After Wal-Mart night, though, everything just started to change. He started shutting me out. I knew something was going on, but he was not telling me anything. I kept thinking back, analyzing every word, every gesture, every breath I took in front of him and wondering what I did to scare him off.
Three weeks after the big freeze, I worked up the guts to tell him how I felt. I am actually pretty proud of the way I did it: I happened to “casually” mention that my grandmother was still trying to set me up with her friend’s grandson — true — but that I liked someone else. When he started getting awkward and mumbling, I just pointed at him (trying to be cute and flirty, but probably looking like a huge moron) and he got super excited and confessed he liked me too.
I thought things would change. (Who knows, maybe he would take the relationship to the next level and take me to Star Market for our next date.) In reality, our “relationship” continued in the same dead silence. Sometimes I even wondered if that night was just a dream.
That is not to say we never went out, but the few times we went to dinner or the movies together, he was always at least 15 minutes late, even though he lived in the same building, and his head seemed to be elsewhere about 40 percent of the time. At the end of one date he actually told me, “Normally I would say let’s do this more often, but I have a lot on my plate.”
I believe that was the one exception to his “no direct communication” rule.
After a couple months of this, I decided to confront him. I had this whole little speech planned about how if he has no interest or time, he should tell me, but if he wanted to continue the relationship (or whatever we had) he needed to make more effort. It was Oscar-worthy, and he — of course — promised to make more effort and swore he was still interested.
But he went back to his same old tricks.
I knew I needed to end things. I am not proud of the way I did it (deleting him on Facebook and from my phone), because it was immature and left a whole mess of loose ends. The fact was, though, since he was not talking to me, I did not feel like I could talk to him. The lack of communication ended things just as they had always been: messy, complicated and with too many unanswered questions.
Eleven months later, when my lack of closure was getting in the way of a relationship I was trying to build with somebody else (stay tuned for next week, folks) I called him and told him how he had hurt me by being a brick wall wearing a yarmulke. He reacted in a perfectly gentlemanly manner. He apologized and finally, finally explained the problem: He had been busy struggling with academics — was, in fact, on academic probation.
He acknowledged he should have told me what was going on and that it was not going to work, but that he was just so excited about the relationship he wanted to try.
I am glad he saw the error of his ways.

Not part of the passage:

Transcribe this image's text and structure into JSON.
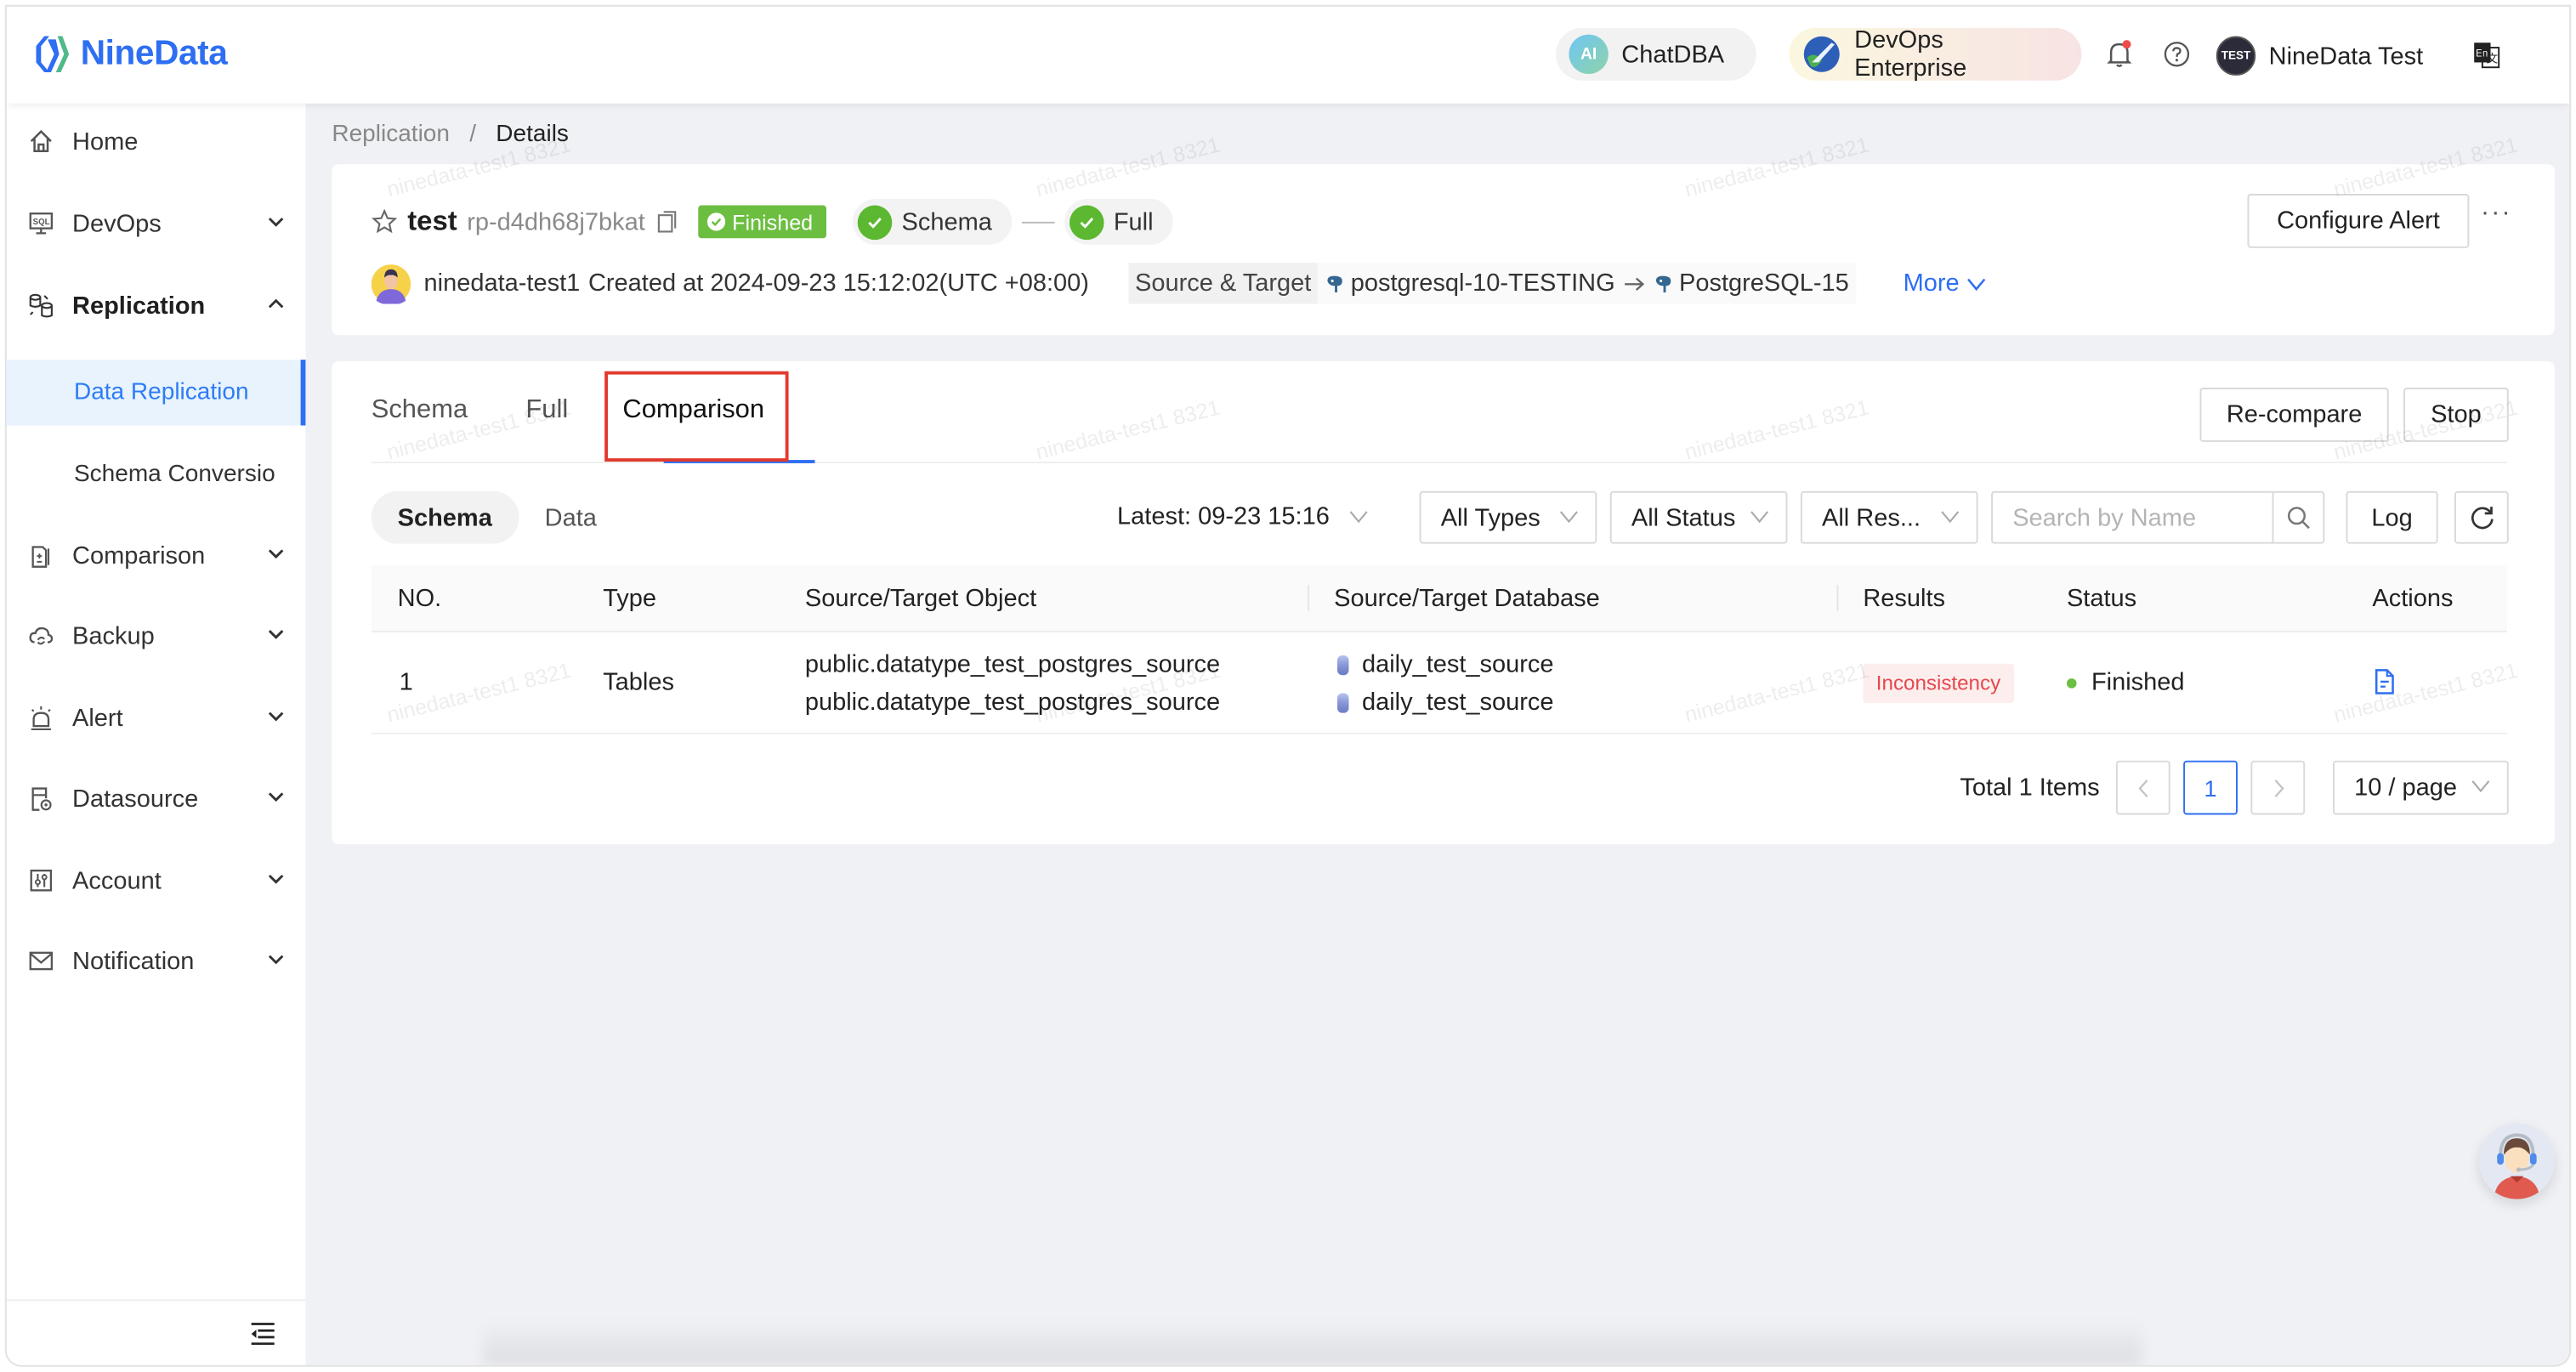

I still think about the universal lesson in this simple example: how much heartache could have been spared had he been open with me right from the start.
Last week: Stop playing against the deadbeats
Next week: The disadvantages of friends with benefits